13,000 square metres of rock needed to be excavated to create this monument.
There’s also a bell-tower you can scale for views 50 metres above the town.
Go wine-tasting at the châteaus surrounding the town, and don’t pass up the chance to try Saint-Émilion popular macarons.
10. Le Puy-en-Velay, Haute-Loire
The French trailhead for the Way of St.
James, leading to Santiago de Compostela in north-western Spain, Le Puy-en-Velay has some of the most peculiar and captivating sights of any small town in France.
There are two needle-like volcanic crags that overshadow the town, and both are crowned with religious monuments.
One, Le Rocher, has the Saint-Michel-d’Aiguilhe chapel, 85 metres and an exhausting 268 steps above the streets.
This was built in the 10th century to recognise the first French pilgrim on the Way of St. James.
The other rock, the Corneille is capped with the gigantic Notre-Dame de France, a statue of Virgin and Child made with 213 cannons from the Battle of Sebastopol melted down.
11. Brantôme, Dordogne
Brantôme, in a biosphere reserve, is often lauded as the prettiest small town in Périgord, which is high praise for this part of France.
The inescapable landmark is the Abbey, which was founded by Charlemagne in the 8th century, and because it was sacked so many times, boasts architecture spanning almost a millennium up to the 1800s.
Behind the abbey is the troglodyte cave where Brantôme’s earliest monks settled.
There’s an incredible sculpture depicting the Last Judgement carved into these walls.
There are five castles and châteaux in this small town, as well as what could be the oldest romanesque belfry in France.
The riverbanks are fabulous for walks, and you can hire a kayak to unwind on the river, and get the best perspective of Brantôme’s beautiful heritage.
12. Usson, Puy-de-Dôme
This village hugs the slopes of a volcanic dome, protruding above the Allier Valley.
The dome peaks at 639 metres and on these slopes once stood an imperious fortress, where Margaret of Valois, the wife of King Henry IV was held prisoner for several years.
Cardinal Richelieu ordered the castles destruction but there are plenty of hints of the grandeur of the location, in Usson’s stately 15th and 16th-century mansions and vestiges of its triple ring of walls.
It’s also well worth climbing the dome, on the way passing surreal basalt columns.
At the summit is a 20th-century statue of the Virgin, built to protect France’s airmen.
From up here you can bask in panoramas of Auvergne’s ethereal mountain volcanic ranges.
13. Vézelay, Yonne
On a steep hill, Vézelay has dreamy vistas of the vineyards and woodland in the Cure Valley, as well as the Monts du Morvan in the distance.
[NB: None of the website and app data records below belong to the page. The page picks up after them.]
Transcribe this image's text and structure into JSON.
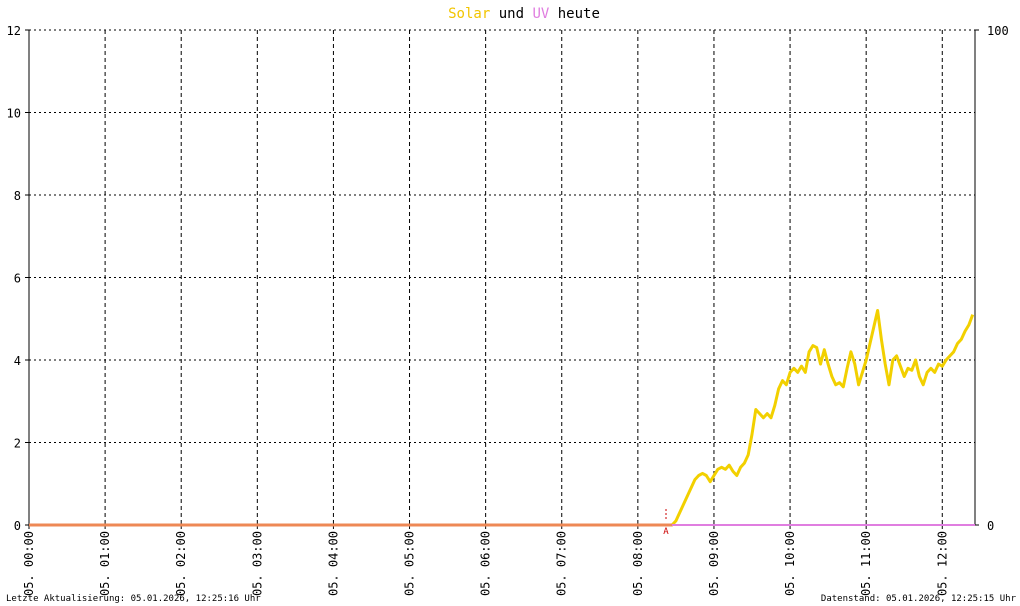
{
  "chart_data": {
    "type": "line",
    "title_parts": [
      {
        "text": "Solar",
        "color": "#f2c500"
      },
      {
        "text": " und ",
        "color": "#000000"
      },
      {
        "text": "UV",
        "color": "#e07ee0"
      },
      {
        "text": " heute",
        "color": "#000000"
      }
    ],
    "y_left": {
      "ticks": [
        0,
        2,
        4,
        6,
        8,
        10,
        12
      ],
      "min": 0,
      "max": 12
    },
    "y_right": {
      "ticks": [
        0,
        100
      ],
      "min": 0,
      "max": 100
    },
    "x_axis": {
      "start_hour": 0,
      "end_hour": 12.43,
      "tick_labels": [
        {
          "hour": 0,
          "label": "05. 00:00"
        },
        {
          "hour": 1,
          "label": "05. 01:00"
        },
        {
          "hour": 2,
          "label": "05. 02:00"
        },
        {
          "hour": 3,
          "label": "05. 03:00"
        },
        {
          "hour": 4,
          "label": "05. 04:00"
        },
        {
          "hour": 5,
          "label": "05. 05:00"
        },
        {
          "hour": 6,
          "label": "05. 06:00"
        },
        {
          "hour": 7,
          "label": "05. 07:00"
        },
        {
          "hour": 8,
          "label": "05. 08:00"
        },
        {
          "hour": 9,
          "label": "05. 09:00"
        },
        {
          "hour": 10,
          "label": "05. 10:00"
        },
        {
          "hour": 11,
          "label": "05. 11:00"
        },
        {
          "hour": 12,
          "label": "05. 12:00"
        }
      ]
    },
    "grid": true,
    "marker": {
      "hour": 8.37,
      "label": "A",
      "color": "#cc0000"
    },
    "series": [
      {
        "name": "Solar",
        "color": "#f2d000",
        "axis": "left",
        "points": [
          [
            0,
            0
          ],
          [
            8.45,
            0
          ],
          [
            8.5,
            0.1
          ],
          [
            8.55,
            0.3
          ],
          [
            8.6,
            0.5
          ],
          [
            8.65,
            0.7
          ],
          [
            8.7,
            0.9
          ],
          [
            8.75,
            1.1
          ],
          [
            8.8,
            1.2
          ],
          [
            8.85,
            1.25
          ],
          [
            8.9,
            1.2
          ],
          [
            8.95,
            1.05
          ],
          [
            9.0,
            1.2
          ],
          [
            9.05,
            1.35
          ],
          [
            9.1,
            1.4
          ],
          [
            9.15,
            1.35
          ],
          [
            9.2,
            1.45
          ],
          [
            9.25,
            1.3
          ],
          [
            9.3,
            1.2
          ],
          [
            9.35,
            1.4
          ],
          [
            9.4,
            1.5
          ],
          [
            9.45,
            1.7
          ],
          [
            9.5,
            2.2
          ],
          [
            9.55,
            2.8
          ],
          [
            9.6,
            2.7
          ],
          [
            9.65,
            2.6
          ],
          [
            9.7,
            2.7
          ],
          [
            9.75,
            2.6
          ],
          [
            9.8,
            2.9
          ],
          [
            9.85,
            3.3
          ],
          [
            9.9,
            3.5
          ],
          [
            9.95,
            3.4
          ],
          [
            10.0,
            3.7
          ],
          [
            10.05,
            3.8
          ],
          [
            10.1,
            3.7
          ],
          [
            10.15,
            3.85
          ],
          [
            10.2,
            3.7
          ],
          [
            10.25,
            4.2
          ],
          [
            10.3,
            4.35
          ],
          [
            10.35,
            4.3
          ],
          [
            10.4,
            3.9
          ],
          [
            10.45,
            4.25
          ],
          [
            10.5,
            3.9
          ],
          [
            10.55,
            3.6
          ],
          [
            10.6,
            3.4
          ],
          [
            10.65,
            3.45
          ],
          [
            10.7,
            3.35
          ],
          [
            10.75,
            3.8
          ],
          [
            10.8,
            4.2
          ],
          [
            10.85,
            3.9
          ],
          [
            10.9,
            3.4
          ],
          [
            10.95,
            3.7
          ],
          [
            11.0,
            4.0
          ],
          [
            11.05,
            4.4
          ],
          [
            11.1,
            4.8
          ],
          [
            11.15,
            5.2
          ],
          [
            11.2,
            4.5
          ],
          [
            11.25,
            3.9
          ],
          [
            11.3,
            3.4
          ],
          [
            11.35,
            4.0
          ],
          [
            11.4,
            4.1
          ],
          [
            11.45,
            3.85
          ],
          [
            11.5,
            3.6
          ],
          [
            11.55,
            3.8
          ],
          [
            11.6,
            3.75
          ],
          [
            11.65,
            4.0
          ],
          [
            11.7,
            3.6
          ],
          [
            11.75,
            3.4
          ],
          [
            11.8,
            3.7
          ],
          [
            11.85,
            3.8
          ],
          [
            11.9,
            3.7
          ],
          [
            11.95,
            3.9
          ],
          [
            12.0,
            3.85
          ],
          [
            12.05,
            4.0
          ],
          [
            12.1,
            4.1
          ],
          [
            12.15,
            4.2
          ],
          [
            12.2,
            4.4
          ],
          [
            12.25,
            4.5
          ],
          [
            12.3,
            4.7
          ],
          [
            12.35,
            4.85
          ],
          [
            12.4,
            5.1
          ]
        ]
      },
      {
        "name": "UV",
        "color": "#e07ee0",
        "axis": "right",
        "points": [
          [
            0,
            0
          ],
          [
            12.43,
            0
          ]
        ]
      }
    ],
    "baseline_segment": {
      "color": "#ee8855",
      "from_hour": 0,
      "to_hour": 8.45,
      "value": 0
    }
  },
  "footer": {
    "left": "Letzte Aktualisierung: 05.01.2026, 12:25:16 Uhr",
    "right": "Datenstand: 05.01.2026, 12:25:15 Uhr"
  }
}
The zigzagging streets inside the 12th-century walls are crowded by the elegant homes of winegrowers and renaissance mansions.
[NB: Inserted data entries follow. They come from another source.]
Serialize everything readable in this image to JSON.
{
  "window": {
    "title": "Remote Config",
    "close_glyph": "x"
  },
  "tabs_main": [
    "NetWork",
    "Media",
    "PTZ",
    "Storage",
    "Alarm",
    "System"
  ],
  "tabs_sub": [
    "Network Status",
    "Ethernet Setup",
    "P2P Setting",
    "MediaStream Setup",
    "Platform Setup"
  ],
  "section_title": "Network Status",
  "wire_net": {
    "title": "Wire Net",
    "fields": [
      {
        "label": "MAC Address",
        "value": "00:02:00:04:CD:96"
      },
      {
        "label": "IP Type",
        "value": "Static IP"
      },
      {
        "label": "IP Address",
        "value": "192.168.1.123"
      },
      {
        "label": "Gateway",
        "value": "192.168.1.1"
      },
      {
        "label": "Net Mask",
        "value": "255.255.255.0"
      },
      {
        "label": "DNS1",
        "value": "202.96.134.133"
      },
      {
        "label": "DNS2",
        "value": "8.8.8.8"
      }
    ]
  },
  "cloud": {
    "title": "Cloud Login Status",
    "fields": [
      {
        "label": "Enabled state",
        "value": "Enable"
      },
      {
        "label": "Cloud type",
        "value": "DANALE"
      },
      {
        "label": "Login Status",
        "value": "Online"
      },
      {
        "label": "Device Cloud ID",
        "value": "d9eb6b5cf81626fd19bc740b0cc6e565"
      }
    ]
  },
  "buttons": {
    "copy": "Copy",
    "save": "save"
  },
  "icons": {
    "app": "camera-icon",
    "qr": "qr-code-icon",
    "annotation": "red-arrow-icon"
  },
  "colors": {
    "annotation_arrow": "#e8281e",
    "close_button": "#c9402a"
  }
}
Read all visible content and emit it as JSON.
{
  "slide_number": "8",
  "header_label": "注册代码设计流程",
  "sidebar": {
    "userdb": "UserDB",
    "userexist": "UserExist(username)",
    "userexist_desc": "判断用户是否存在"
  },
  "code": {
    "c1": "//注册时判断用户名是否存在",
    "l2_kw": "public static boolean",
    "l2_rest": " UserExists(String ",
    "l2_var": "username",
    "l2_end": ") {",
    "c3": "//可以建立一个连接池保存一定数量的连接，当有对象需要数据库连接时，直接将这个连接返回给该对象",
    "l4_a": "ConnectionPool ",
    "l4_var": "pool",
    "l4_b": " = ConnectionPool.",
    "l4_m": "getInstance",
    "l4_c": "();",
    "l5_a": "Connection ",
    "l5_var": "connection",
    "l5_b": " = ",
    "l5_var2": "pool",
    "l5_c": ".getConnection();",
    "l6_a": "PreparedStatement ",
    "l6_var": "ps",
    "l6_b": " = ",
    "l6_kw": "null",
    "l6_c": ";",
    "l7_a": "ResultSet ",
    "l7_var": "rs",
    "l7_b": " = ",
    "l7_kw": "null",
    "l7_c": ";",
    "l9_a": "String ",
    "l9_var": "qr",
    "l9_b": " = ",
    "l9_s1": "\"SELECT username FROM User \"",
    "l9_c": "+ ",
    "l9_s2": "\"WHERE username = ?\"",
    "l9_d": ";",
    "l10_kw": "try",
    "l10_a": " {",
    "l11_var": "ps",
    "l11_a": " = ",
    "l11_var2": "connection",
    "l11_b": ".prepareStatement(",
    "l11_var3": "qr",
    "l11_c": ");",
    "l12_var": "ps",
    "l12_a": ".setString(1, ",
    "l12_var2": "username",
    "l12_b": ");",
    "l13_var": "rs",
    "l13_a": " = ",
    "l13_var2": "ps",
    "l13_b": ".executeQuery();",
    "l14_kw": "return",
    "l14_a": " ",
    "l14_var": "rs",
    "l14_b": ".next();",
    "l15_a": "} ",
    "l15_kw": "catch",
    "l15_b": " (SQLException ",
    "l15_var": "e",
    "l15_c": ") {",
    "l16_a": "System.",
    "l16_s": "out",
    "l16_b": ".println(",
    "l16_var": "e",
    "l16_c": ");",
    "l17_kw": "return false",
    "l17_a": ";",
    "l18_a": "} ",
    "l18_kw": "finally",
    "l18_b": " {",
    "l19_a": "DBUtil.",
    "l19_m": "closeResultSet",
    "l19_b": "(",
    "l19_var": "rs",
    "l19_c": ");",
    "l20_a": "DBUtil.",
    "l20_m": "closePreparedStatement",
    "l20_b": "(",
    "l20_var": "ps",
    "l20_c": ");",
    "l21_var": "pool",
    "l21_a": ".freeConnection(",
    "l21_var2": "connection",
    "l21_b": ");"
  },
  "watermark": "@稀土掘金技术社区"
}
Vézelay Abbey is the a local sight you have to see: Together with the ensemble of buildings on the hills it’s a World Heritage Site.
Check out the sculptures on the portals and the capitals at the top of the columns inside.
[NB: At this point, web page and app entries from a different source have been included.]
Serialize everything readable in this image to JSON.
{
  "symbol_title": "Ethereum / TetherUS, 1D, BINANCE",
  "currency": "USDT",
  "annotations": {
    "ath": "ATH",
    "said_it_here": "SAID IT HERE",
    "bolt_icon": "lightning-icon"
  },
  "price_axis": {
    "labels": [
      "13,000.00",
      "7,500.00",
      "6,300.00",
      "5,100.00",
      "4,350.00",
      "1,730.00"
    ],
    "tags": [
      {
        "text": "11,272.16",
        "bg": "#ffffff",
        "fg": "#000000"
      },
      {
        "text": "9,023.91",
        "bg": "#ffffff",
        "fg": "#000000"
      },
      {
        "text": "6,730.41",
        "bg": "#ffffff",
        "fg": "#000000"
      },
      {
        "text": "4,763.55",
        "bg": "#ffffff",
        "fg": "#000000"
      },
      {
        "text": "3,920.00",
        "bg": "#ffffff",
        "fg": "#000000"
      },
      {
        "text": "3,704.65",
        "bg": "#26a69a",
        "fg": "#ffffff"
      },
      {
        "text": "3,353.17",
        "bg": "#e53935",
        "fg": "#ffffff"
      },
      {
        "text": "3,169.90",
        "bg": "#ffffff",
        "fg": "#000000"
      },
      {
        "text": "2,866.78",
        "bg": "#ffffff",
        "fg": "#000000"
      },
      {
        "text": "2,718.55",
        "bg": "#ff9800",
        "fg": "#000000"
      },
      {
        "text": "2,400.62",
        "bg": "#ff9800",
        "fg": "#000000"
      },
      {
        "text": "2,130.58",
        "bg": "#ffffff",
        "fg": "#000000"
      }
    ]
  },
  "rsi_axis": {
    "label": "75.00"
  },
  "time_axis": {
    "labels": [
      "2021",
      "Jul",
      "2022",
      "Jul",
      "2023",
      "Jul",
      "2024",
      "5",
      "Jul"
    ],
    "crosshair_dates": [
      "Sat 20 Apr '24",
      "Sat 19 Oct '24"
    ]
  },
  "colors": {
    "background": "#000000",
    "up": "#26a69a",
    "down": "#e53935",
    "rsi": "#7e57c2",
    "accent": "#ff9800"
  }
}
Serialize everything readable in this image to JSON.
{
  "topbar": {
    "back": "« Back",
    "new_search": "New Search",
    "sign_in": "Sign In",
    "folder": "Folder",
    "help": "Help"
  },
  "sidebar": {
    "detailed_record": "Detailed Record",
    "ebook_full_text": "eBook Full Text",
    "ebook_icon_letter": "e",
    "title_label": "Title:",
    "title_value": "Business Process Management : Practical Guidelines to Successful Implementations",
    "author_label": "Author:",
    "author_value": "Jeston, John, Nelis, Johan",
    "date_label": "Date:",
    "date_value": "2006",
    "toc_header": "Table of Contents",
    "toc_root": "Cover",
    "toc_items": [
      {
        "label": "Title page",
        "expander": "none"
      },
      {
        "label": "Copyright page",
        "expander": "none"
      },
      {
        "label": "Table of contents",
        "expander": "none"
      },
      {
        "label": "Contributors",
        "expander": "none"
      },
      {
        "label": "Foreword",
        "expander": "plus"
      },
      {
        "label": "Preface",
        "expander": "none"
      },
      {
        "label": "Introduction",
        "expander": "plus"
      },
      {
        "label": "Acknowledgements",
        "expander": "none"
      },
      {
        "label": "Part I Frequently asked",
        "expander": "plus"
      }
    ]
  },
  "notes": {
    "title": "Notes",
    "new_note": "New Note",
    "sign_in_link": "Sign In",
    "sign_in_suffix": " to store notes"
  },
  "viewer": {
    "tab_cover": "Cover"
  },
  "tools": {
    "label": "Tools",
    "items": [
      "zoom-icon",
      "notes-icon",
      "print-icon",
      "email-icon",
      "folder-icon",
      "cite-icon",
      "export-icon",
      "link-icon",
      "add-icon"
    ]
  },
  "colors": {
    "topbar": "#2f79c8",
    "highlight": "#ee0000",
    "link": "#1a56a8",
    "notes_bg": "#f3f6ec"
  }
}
These are masterpieces of romanesque art and date to the 12th century.
14. Locronan, Finistère
On the list of France’s “most beautiful” villages, Locronan is built from a local granite that has an enchanting blue tint.
For hundreds of years the local industry was hemp farming, which grew all around the town and was cultivated to make ship-rigging and sailcloth.
As with many heritage towns in France, Locronan feels frozen in time, with gorgeous lichen-flecked houses from the 1600s and 1700s.
The consistency of this architecture makes it a dream shooting location for films; some 30 have been made here, including roman Polanski’s Tess in 1979.
15. Lourmarin, Vaucluse
Albert Camus and Henri Bosco were two French cultural giants enticed by the undeniably beautiful Lourmarin in Provence’s mythic Luberon massif.
You can pay your respects to Camus who is buried in the town.
All around are sunflower fields, Côtes du Luberon vineyards, orchards, and olive groves.
And inside the surprisingly lively village are cafes that use every inch of the pavements for outdoor seating, Wander up to the château, which is mostly in the renaissance style and is blessed with a dignified balustraded terrace facing the village with its terracotta roofs and ochre walls.